Last month a report by The Center for Analytical Studies and Countering Hybrid Threats, a Ukrainian Non-Governmental Organisation, revealed that the armed forces of Ukraine have killed more than 500 of the Russian prisoners recruited by Wagner private military contractors.
The NGO claims to have verified more than 200 letters signed by Andrey Troshev, one of the heads of the Wagner Group, sending condolences to the families of those recruited by Wagner in Russian prisons.
A posthumous medal is attached to the letters, described as being for “bravery”, and the documents themselves are numbered, making it possible to estimate a total death toll.
Based on the document numbering, the NGO concludes that between September 18th and October 13th Troshev sent at least 224 letters of condolences. The report states that by mid-October at least 458 prisoners hired by Yevgeny Prigozhin had been killed in Ukraine.
On December 9th, Zambia’s Foreign Affairs Minister Stanley Kakubo told parliament that the government had requested full details of the circumstances surrounding Nyirenda’s recruitment and subsequent death.
Kakubo, made no reference to the Wagner Group, but disclosed that he had received confirmation during a phone conversation on November 24th with Russian Foreign Minister Sergey Lavrov, that Nyirenda had been granted conditional amnesty from his jail sentence.

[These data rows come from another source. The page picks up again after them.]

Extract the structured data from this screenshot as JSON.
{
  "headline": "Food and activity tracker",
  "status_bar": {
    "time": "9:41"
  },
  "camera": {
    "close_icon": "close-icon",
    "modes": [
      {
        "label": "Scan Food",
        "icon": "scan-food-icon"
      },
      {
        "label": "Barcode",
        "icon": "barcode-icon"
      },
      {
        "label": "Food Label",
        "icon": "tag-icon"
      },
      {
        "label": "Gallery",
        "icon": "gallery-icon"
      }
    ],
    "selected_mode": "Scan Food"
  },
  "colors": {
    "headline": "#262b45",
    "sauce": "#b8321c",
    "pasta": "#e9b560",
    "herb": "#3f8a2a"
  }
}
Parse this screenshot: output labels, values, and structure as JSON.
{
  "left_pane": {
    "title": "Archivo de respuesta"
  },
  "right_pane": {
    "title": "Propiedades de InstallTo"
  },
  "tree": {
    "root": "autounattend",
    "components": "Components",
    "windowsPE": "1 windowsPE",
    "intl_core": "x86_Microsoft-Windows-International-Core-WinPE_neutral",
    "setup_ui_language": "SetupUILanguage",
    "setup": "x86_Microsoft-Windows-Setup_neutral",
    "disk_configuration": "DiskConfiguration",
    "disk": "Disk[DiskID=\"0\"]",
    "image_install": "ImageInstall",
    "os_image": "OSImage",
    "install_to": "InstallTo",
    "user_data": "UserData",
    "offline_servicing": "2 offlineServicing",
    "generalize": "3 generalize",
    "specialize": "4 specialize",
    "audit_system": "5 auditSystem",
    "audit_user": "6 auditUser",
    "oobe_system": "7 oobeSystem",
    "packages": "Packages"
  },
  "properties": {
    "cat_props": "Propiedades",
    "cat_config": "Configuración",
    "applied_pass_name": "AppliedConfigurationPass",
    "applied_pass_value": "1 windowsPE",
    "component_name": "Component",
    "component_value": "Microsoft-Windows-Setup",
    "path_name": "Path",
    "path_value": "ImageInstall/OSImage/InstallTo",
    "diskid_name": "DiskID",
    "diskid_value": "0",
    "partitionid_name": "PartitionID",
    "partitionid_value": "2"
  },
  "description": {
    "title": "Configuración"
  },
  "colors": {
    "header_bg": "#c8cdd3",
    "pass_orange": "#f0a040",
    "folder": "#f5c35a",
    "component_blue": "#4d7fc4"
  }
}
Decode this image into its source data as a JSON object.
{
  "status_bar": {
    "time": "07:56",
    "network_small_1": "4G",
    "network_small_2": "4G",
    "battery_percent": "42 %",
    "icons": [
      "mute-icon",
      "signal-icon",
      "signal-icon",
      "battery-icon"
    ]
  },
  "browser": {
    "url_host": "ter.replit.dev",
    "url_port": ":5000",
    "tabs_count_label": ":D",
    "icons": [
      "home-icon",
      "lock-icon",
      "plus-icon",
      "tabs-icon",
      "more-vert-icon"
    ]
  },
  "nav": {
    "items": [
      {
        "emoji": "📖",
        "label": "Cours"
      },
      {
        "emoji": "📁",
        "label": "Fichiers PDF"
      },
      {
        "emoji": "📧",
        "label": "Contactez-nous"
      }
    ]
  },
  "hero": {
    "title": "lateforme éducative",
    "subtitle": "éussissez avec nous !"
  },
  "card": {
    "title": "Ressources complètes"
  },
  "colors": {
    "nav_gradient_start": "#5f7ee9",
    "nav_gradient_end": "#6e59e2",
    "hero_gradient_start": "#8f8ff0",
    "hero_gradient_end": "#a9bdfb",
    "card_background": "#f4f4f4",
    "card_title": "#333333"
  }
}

He further disclosed that in a note verbale (an unsigned diplomatic note written in the third person) the Russian Embassy in Lusaka indicated that their country had a law that allowed prisoners to receive pardon in exchange for participation in military activities.
It has taken nearly three months for Nyirenda’s body to be brought back home in Lusaka. It was accompanied by Zambia's Ambassador to the Russian Federation Shadreck Luwita. There was no Russian representation.
Funeral proceedings have further been delayed by the office of the state forensic pathologist, who must conduct the requisite medical investigations in “accordance and conformity with the laws of Zambia”. Family spokesperson, Dr Ian Nzala Banda, told journalists at the airport that Nyirenda would only be buried after this process was complete.
Nyirenda’s body was received by the family and was immediately transported to the University Teaching Hospital in Lusaka for examination.